Blog

General Rule One vehicle of any value is exempt. If the applicant has more than one vehicle, then the most valuable vehicle will be exempt and other vehicles will count toward the $2,000 resource limit. In Georgia, “Automobile” means any vehicle used for transportation. These include cars, trucks, motorcycles, golf carts, animal-drawn vehicles and animals. […]

The Uniform Partition of Heirs Property Act (“UPHPA”) has been enacted in 21 States. It is designed to preserve family wealth passed to the next generation in the form of real proeprty. In Georgia, the Act is codified at O.C.G.A. § 44-6-180  through § 44-6-189.1. Initially, when a partition action is filed, the Act requires […]

POMS SI 01120.010 provides that an individual must have some form of ownership interest in property in order for the property to be considered a resource. [For presumably liquid resources (SI 01110.305), assume that the person whose name is shown as owner owns the entire resource.
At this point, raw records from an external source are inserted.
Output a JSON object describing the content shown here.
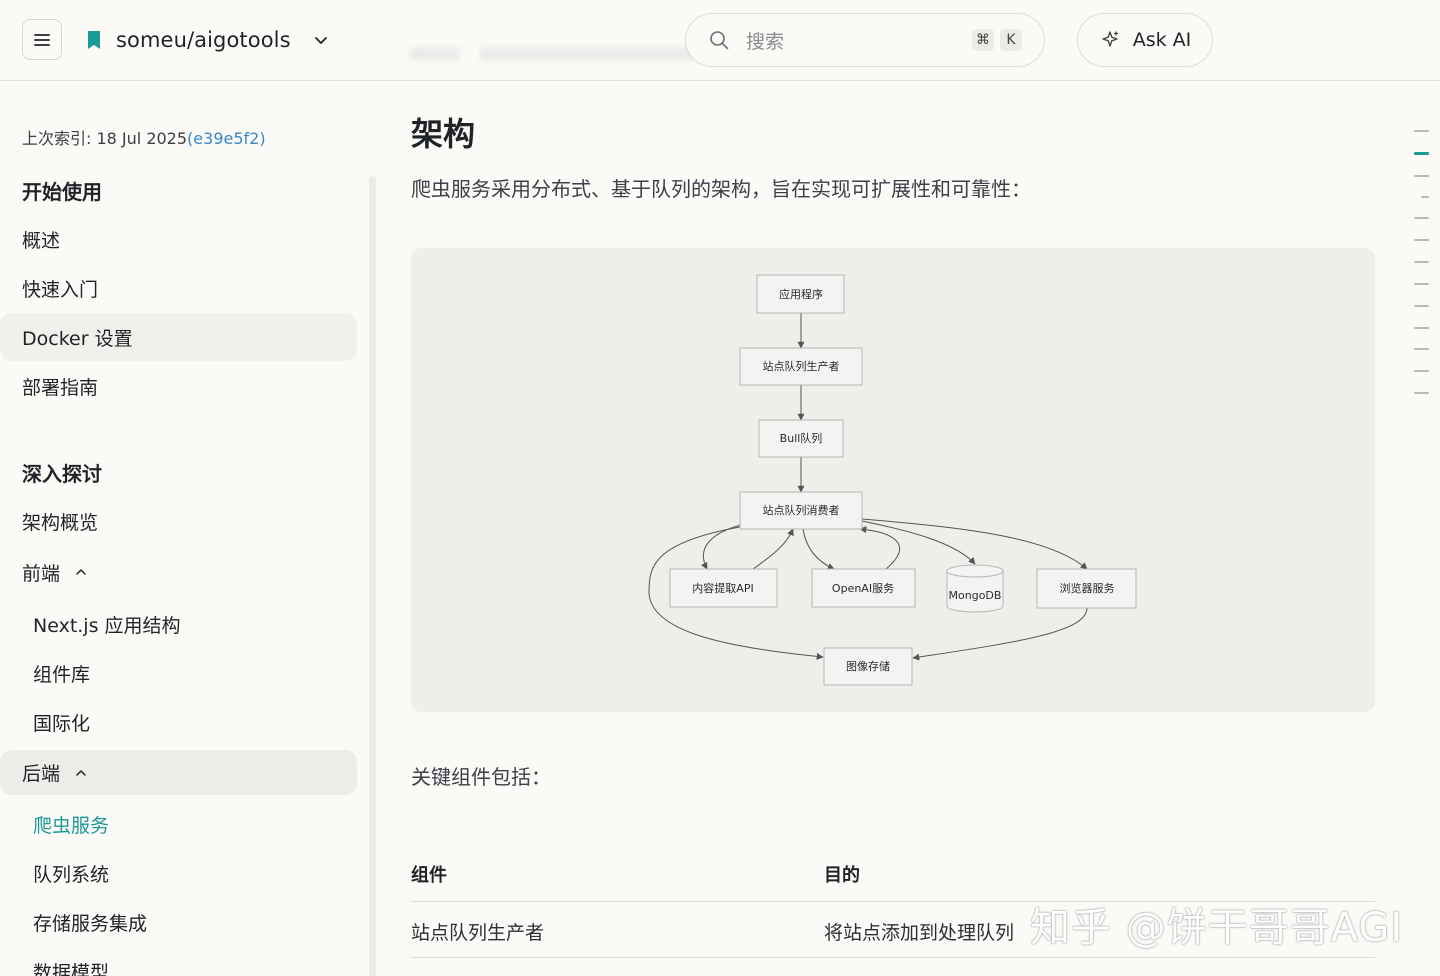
{
  "header": {
    "repo_name": "someu/aigotools",
    "search_placeholder": "搜索",
    "shortcut_cmd": "⌘",
    "shortcut_key": "K",
    "ask_ai_label": "Ask AI",
    "accent_color": "#1b9a98"
  },
  "sidebar": {
    "indexed_label": "上次索引: 18 Jul 2025",
    "commit": "(e39e5f2)",
    "section_getting_started": "开始使用",
    "items_getting_started": [
      "概述",
      "快速入门",
      "Docker 设置",
      "部署指南"
    ],
    "section_deep_dive": "深入探讨",
    "architecture_overview": "架构概览",
    "frontend": "前端",
    "frontend_items": [
      "Next.js 应用结构",
      "组件库",
      "国际化"
    ],
    "backend": "后端",
    "backend_items": [
      "爬虫服务",
      "队列系统",
      "存储服务集成",
      "数据模型"
    ]
  },
  "main": {
    "title": "架构",
    "lead": "爬虫服务采用分布式、基于队列的架构，旨在实现可扩展性和可靠性：",
    "diagram": {
      "app": "应用程序",
      "producer": "站点队列生产者",
      "bull": "Bull队列",
      "consumer": "站点队列消费者",
      "extract": "内容提取API",
      "openai": "OpenAI服务",
      "mongodb": "MongoDB",
      "browser": "浏览器服务",
      "image": "图像存储"
    },
    "subheading": "关键组件包括：",
    "table": {
      "col_component": "组件",
      "col_purpose": "目的",
      "row1_component": "站点队列生产者",
      "row1_purpose": "将站点添加到处理队列"
    }
  },
  "watermark": "知乎 @饼干哥哥AGI"
}
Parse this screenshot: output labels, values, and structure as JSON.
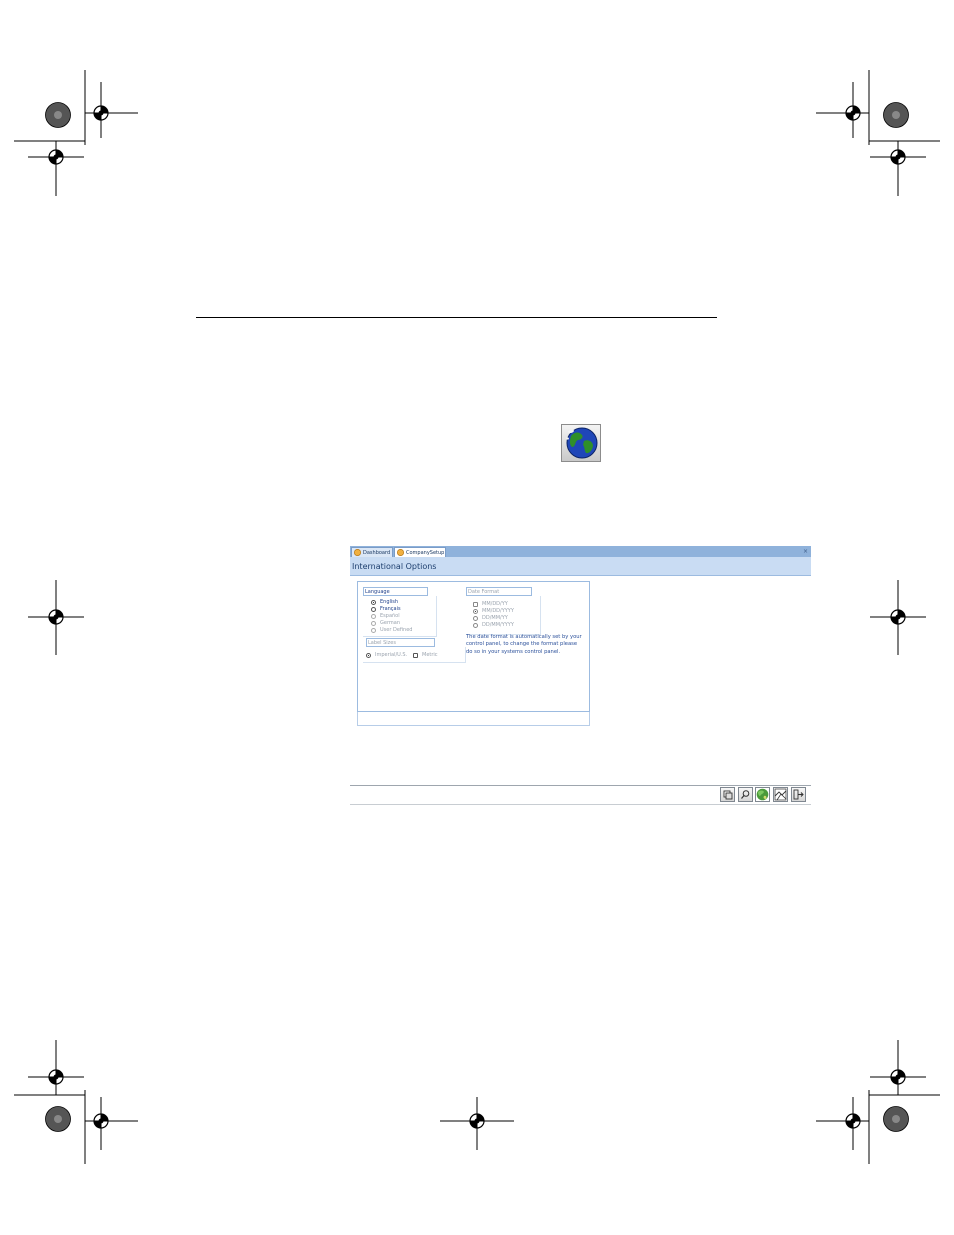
{
  "window": {
    "tabs": [
      {
        "label": "Dashboard",
        "active": false
      },
      {
        "label": "CompanySetup",
        "active": true
      }
    ],
    "close_glyph": "×",
    "header_title": "International Options"
  },
  "language_group": {
    "title": "Language",
    "options": [
      {
        "label": "English",
        "selected": true,
        "enabled": true
      },
      {
        "label": "Français",
        "selected": false,
        "enabled": true
      },
      {
        "label": "Español",
        "selected": false,
        "enabled": false
      },
      {
        "label": "German",
        "selected": false,
        "enabled": false
      },
      {
        "label": "User Defined",
        "selected": false,
        "enabled": false
      }
    ]
  },
  "label_sizes_group": {
    "title": "Label Sizes",
    "options": [
      {
        "label": "Imperial/U.S.",
        "selected": true
      },
      {
        "label": "Metric",
        "selected": false
      }
    ]
  },
  "date_format_group": {
    "title": "Date Format",
    "options": [
      {
        "label": "MM/DD/YY",
        "selected": false
      },
      {
        "label": "MM/DD/YYYY",
        "selected": true
      },
      {
        "label": "DD/MM/YY",
        "selected": false
      },
      {
        "label": "DD/MM/YYYY",
        "selected": false
      }
    ],
    "note": "The date format is automatically set by your control panel, to change the format please do so in your systems control panel."
  },
  "toolbar": {
    "buttons": [
      {
        "icon": "copy-icon"
      },
      {
        "icon": "search-icon"
      },
      {
        "icon": "globe-icon"
      },
      {
        "icon": "map-icon"
      },
      {
        "icon": "exit-icon"
      }
    ]
  },
  "colors": {
    "tabbar": "#8fb2db",
    "header": "#c9dcf3",
    "label_blue": "#1e3f8a",
    "disabled_gray": "#9aa3ae"
  }
}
If more than one owner is shown, assume that […]

Today the Office of Financial Research announced that it added a third data source to it’s Financial Instrument Reference Database. The full press release is below: WASHINGTON –The Office of Financial Research has added a third data source, the Financial Information eXchange (FIX) Protocol, to its Financial Instrument Reference Database (FIRD), an important enhancement that will allow […]

In Georgia, O.C.G.A. 53-7-40 provides that claims are paid in the following order: Unless otherwise provided by law, all property of the estate, both real and personal, shall be liable for the payment of claims against the estate in the following order: (1) Year’s support for the family;(2) Funeral expenses, whether or not the decedent […]

Assets are things you own that have value. Assets include all income and all resources. 42 U.S.C. § 1396p(h)(1).  They are one-half of a net-worth calculation (the other half being liabilities). Medicaid treats different types of assets differently, with some being countable and others being non-countable (or exempt) during the eligibility determination. Recall that you […]

It really doesn’t help to worry. The simple answer is “don’t do it.” In Matthew 6: 25-34, Jesus said: Take no thought for your life, what ye shall eat, or what ye shall drink; nor yet for your body, what ye shall put on. Is not the life more than meat, and the body than […]

Another “option” that may be considered in appropriate cases is divorce. Deeming between spouses terminates when the marriage terminates. In most cases, this “option” should be avoided because the emotional turmoil associated with divorce is significant and the CSRA can be set by court order, see § 1396r-5(f)(2)(iv) and (f)(3). Divorce also prevents an applicant […]

MCCA includes a mechanism for increasing both the CSRA and the MMMNA in certain cases. The methods by which this can be effected are described in 1396r-5(e), (d)(5) and (f)(3). Blumberg v. Tennessee Department of Human Resources, 2000 WL 1586454 (Tenn.Ct.App.) was a case where a Community Spouse sought a court adjustment of the default […]

As eligibility is being determined, if the Community Spouse’s monthly income falls below the Minimum Monthly Maintenance Needs Allowance (“MMMNA”), then MCCA contemplates two methods of raising her income up to the MMMNA. First, a portion of the Institutionalized Spouse’s income may be transferred to her to bring her income up to the MMMNA. Second, […]

Filter by

  • Select Categories

  • Select Tags

Start Here

Enter your name and email address to keep up with what’s new at EZ Elder Law!

  • This field is for validation purposes and should be left unchanged.

[Return to Top]